Moreover, it seems that legal education is pedagogically unsound. Now, I'm not a pedagogue. I'm not completely sure what that even means. But it seems that everyone, including Michele Bachmann, knows that people learn best when given feedback. Do parents sit silently by for four months, watching their kids do anything and everything they want, then at the end of those four months beat those children senseless for all the things they failed to learn and therefore did incorrectly during that time span? Only in trailer parks does this happen. Yet this is legal pedagogy. Grades typically rest on one exam, administered at the end of the semester. It seems that in a profession full of allegedly smart people, we could improve on this formula?

I suspect one reason legal education and the legal profession remain mired in less effective practices is that -- my third point -- legal education, like the practice of law, is a business. And US News and World Report is the CEO, the prison foreman, the pimp, whatever you want to call it. The system is fairly simple -- I don't think I'm oversimplifying, though I'm not the brightest bulb so I could be wrong. US News tells large law firms which schools are best.

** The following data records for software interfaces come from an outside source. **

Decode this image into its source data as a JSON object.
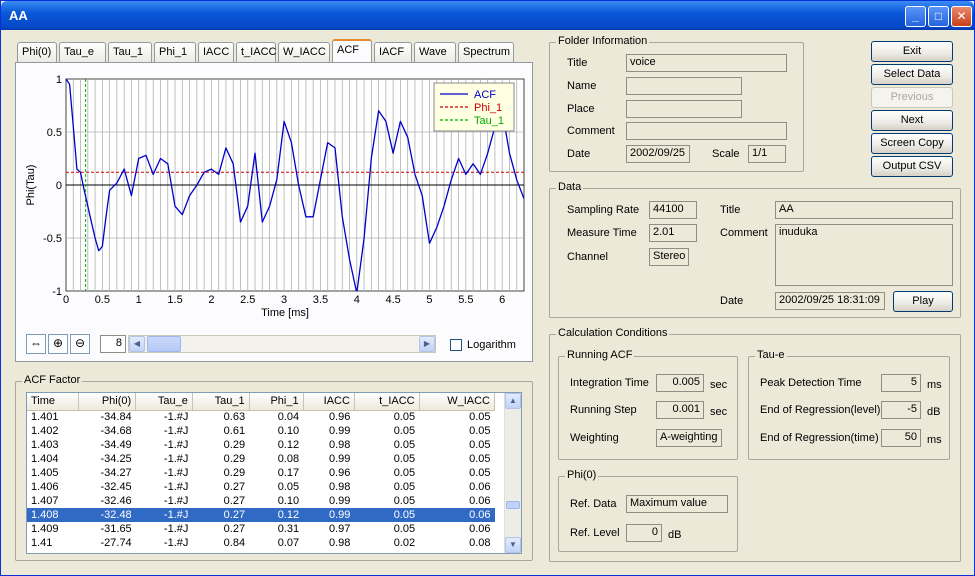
{
  "window": {
    "title": "AA"
  },
  "tabs": [
    "Phi(0)",
    "Tau_e",
    "Tau_1",
    "Phi_1",
    "IACC",
    "t_IACC",
    "W_IACC",
    "ACF",
    "IACF",
    "Wave",
    "Spectrum"
  ],
  "active_tab": "ACF",
  "chart_data": {
    "type": "line",
    "xlabel": "Time [ms]",
    "ylabel": "Phi(Tau)",
    "xlim": [
      0,
      6.3
    ],
    "ylim": [
      -1,
      1
    ],
    "xticks": [
      "0",
      "0.5",
      "1",
      "1.5",
      "2",
      "2.5",
      "3",
      "3.5",
      "4",
      "4.5",
      "5",
      "5.5",
      "6"
    ],
    "yticks": [
      "1",
      "0.5",
      "0",
      "-0.5",
      "-1"
    ],
    "grid": true,
    "legend_position": "top-right",
    "series": [
      {
        "name": "ACF",
        "color": "#0000cc",
        "x": [
          0,
          0.05,
          0.1,
          0.15,
          0.2,
          0.25,
          0.3,
          0.35,
          0.4,
          0.45,
          0.5,
          0.55,
          0.6,
          0.7,
          0.8,
          0.9,
          1.0,
          1.1,
          1.2,
          1.3,
          1.4,
          1.5,
          1.6,
          1.7,
          1.8,
          1.9,
          2.0,
          2.1,
          2.2,
          2.3,
          2.4,
          2.5,
          2.6,
          2.7,
          2.8,
          2.9,
          3.0,
          3.1,
          3.2,
          3.3,
          3.4,
          3.5,
          3.6,
          3.7,
          3.8,
          3.9,
          4.0,
          4.1,
          4.2,
          4.3,
          4.4,
          4.5,
          4.6,
          4.7,
          4.8,
          4.9,
          5.0,
          5.1,
          5.2,
          5.3,
          5.4,
          5.5,
          5.6,
          5.7,
          5.8,
          5.9,
          6.0,
          6.1,
          6.2,
          6.3
        ],
        "y": [
          1,
          0.95,
          0.55,
          0.15,
          0.12,
          -0.05,
          -0.2,
          -0.35,
          -0.5,
          -0.62,
          -0.58,
          -0.3,
          -0.05,
          0.02,
          0.15,
          -0.1,
          0.25,
          0.28,
          0.1,
          0.25,
          0.2,
          -0.2,
          -0.28,
          -0.1,
          0.0,
          0.12,
          0.15,
          0.1,
          0.35,
          0.2,
          -0.35,
          -0.2,
          0.3,
          -0.35,
          -0.2,
          0.05,
          0.6,
          0.4,
          0.0,
          -0.3,
          -0.3,
          0.05,
          0.4,
          0.35,
          -0.3,
          -0.7,
          -1.02,
          -0.5,
          0.25,
          0.7,
          0.6,
          0.3,
          0.6,
          0.45,
          0.1,
          -0.1,
          -0.55,
          -0.4,
          -0.2,
          0.05,
          0.25,
          0.1,
          0.2,
          0.1,
          0.3,
          0.55,
          0.7,
          0.3,
          0.05,
          -0.13
        ]
      },
      {
        "name": "Phi_1",
        "color": "#cc0000",
        "style": "dashed",
        "y_const": 0.12
      },
      {
        "name": "Tau_1",
        "color": "#00aa00",
        "style": "dashed",
        "x_const": 0.27
      }
    ]
  },
  "chart_tools": {
    "page": "8",
    "logarithm_label": "Logarithm",
    "logarithm_checked": false,
    "fit_icon": "fit-width-icon",
    "zoom_in_icon": "zoom-in-icon",
    "zoom_out_icon": "zoom-out-icon"
  },
  "acf_factor": {
    "legend": "ACF Factor",
    "columns": [
      "Time",
      "Phi(0)",
      "Tau_e",
      "Tau_1",
      "Phi_1",
      "IACC",
      "t_IACC",
      "W_IACC"
    ],
    "rows": [
      [
        "1.401",
        "-34.84",
        "-1.#J",
        "0.63",
        "0.04",
        "0.96",
        "0.05",
        "0.05"
      ],
      [
        "1.402",
        "-34.68",
        "-1.#J",
        "0.61",
        "0.10",
        "0.99",
        "0.05",
        "0.05"
      ],
      [
        "1.403",
        "-34.49",
        "-1.#J",
        "0.29",
        "0.12",
        "0.98",
        "0.05",
        "0.05"
      ],
      [
        "1.404",
        "-34.25",
        "-1.#J",
        "0.29",
        "0.08",
        "0.99",
        "0.05",
        "0.05"
      ],
      [
        "1.405",
        "-34.27",
        "-1.#J",
        "0.29",
        "0.17",
        "0.96",
        "0.05",
        "0.05"
      ],
      [
        "1.406",
        "-32.45",
        "-1.#J",
        "0.27",
        "0.05",
        "0.98",
        "0.05",
        "0.06"
      ],
      [
        "1.407",
        "-32.46",
        "-1.#J",
        "0.27",
        "0.10",
        "0.99",
        "0.05",
        "0.06"
      ],
      [
        "1.408",
        "-32.48",
        "-1.#J",
        "0.27",
        "0.12",
        "0.99",
        "0.05",
        "0.06"
      ],
      [
        "1.409",
        "-31.65",
        "-1.#J",
        "0.27",
        "0.31",
        "0.97",
        "0.05",
        "0.06"
      ],
      [
        "1.41",
        "-27.74",
        "-1.#J",
        "0.84",
        "0.07",
        "0.98",
        "0.02",
        "0.08"
      ]
    ],
    "selected_row": 7
  },
  "folder_info": {
    "legend": "Folder Information",
    "title_label": "Title",
    "title_value": "voice",
    "name_label": "Name",
    "name_value": "",
    "place_label": "Place",
    "place_value": "",
    "comment_label": "Comment",
    "comment_value": "",
    "date_label": "Date",
    "date_value": "2002/09/25",
    "scale_label": "Scale",
    "scale_value": "1/1"
  },
  "buttons": {
    "exit": "Exit",
    "select_data": "Select Data",
    "previous": "Previous",
    "next": "Next",
    "screen_copy": "Screen Copy",
    "output_csv": "Output CSV"
  },
  "data_group": {
    "legend": "Data",
    "sampling_rate_label": "Sampling Rate",
    "sampling_rate_value": "44100",
    "measure_time_label": "Measure Time",
    "measure_time_value": "2.01",
    "channel_label": "Channel",
    "channel_value": "Stereo",
    "title_label": "Title",
    "title_value": "AA",
    "comment_label": "Comment",
    "comment_value": "inuduka",
    "date_label": "Date",
    "date_value": "2002/09/25 18:31:09",
    "play_button": "Play"
  },
  "calc": {
    "legend": "Calculation Conditions",
    "running_acf": {
      "legend": "Running ACF",
      "integration_label": "Integration Time",
      "integration_value": "0.005",
      "integration_unit": "sec",
      "step_label": "Running Step",
      "step_value": "0.001",
      "step_unit": "sec",
      "weighting_label": "Weighting",
      "weighting_value": "A-weighting"
    },
    "tau_e": {
      "legend": "Tau-e",
      "peak_label": "Peak Detection Time",
      "peak_value": "5",
      "peak_unit": "ms",
      "level_label": "End of Regression(level)",
      "level_value": "-5",
      "level_unit": "dB",
      "time_label": "End of Regression(time)",
      "time_value": "50",
      "time_unit": "ms"
    },
    "phi0": {
      "legend": "Phi(0)",
      "ref_data_label": "Ref. Data",
      "ref_data_value": "Maximum value",
      "ref_level_label": "Ref. Level",
      "ref_level_value": "0",
      "ref_level_unit": "dB"
    }
  }
}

Large law firms select top students from the best law schools, thus bolstering the firms' image as home for the best and brightest (and of course top students go to large law firms because that's where the money is).

But the system needs a mechanism to identify the top students, and that creaky old mechanism has been for decades and remains, for most core law school courses, a semester of Socratic questioning followed by a single exam. Whether or not this mechanism accurately or effectively identifies the best and brightest students isn't really what's important; what's important is that the legal profession either believes it does or is simply too risk averse to accept an alternate mechanism for fear of losing track of who's who in the hierarchy of law students and thus suffering the indignity of large law firms inadvertently hiring idiots. So legal education's poor pedagogy (man, I hope that word means what I think it does or even KFC won't hire me) perpetuates itself, because if a non-elite law school changes its mode of education and student assessment, employers could balk at hiring that school's students -- how will employers know, after all, who's smart and who's not if students' GPAs aren't based on single exams, the way it's been for so long? And if employers balk at hiring from this non-elite law school, students might balk at enrolling. And if students balk at enrolling, who will pay tuition? It's a business.

I could go on, but I've made my point. In my view, there are serious flaws with the landscape and functioning of legal education, but I'm nevertheless satisfied with my choice to engage it, because I'm both an idiot and a masochist, and, more seriously, because my wife and I prepared well financially and chose an affordable law school so that I'll finish next year with virtually no debt. This will make my JD vastly more versatile than it would otherwise be.

Those considering law school should think it through really, really carefully. Only tribes in the Amazon jungle don't know that the legal job market is severely constricted, and that law schools nevertheless continue to pump into that constricted market more and more graduates each year. It's not a pretty scene. To get more specific, I really question whether it's a good idea for students to move directly from an undergraduate education -- with all its associated debt -- to law school without working for a couple years at least. I just don't see very much that's smart about that, unless someone knows that they would sooner die than not be an attorney, and that he or she is willing to pay off debt well into his or her golden years to achieve that goal. I think that's really stupid, but whatever. Out of the 12 people who will read this, I'm guessing that at least a third will think I'm really stupid, so it's all relative in the end I guess.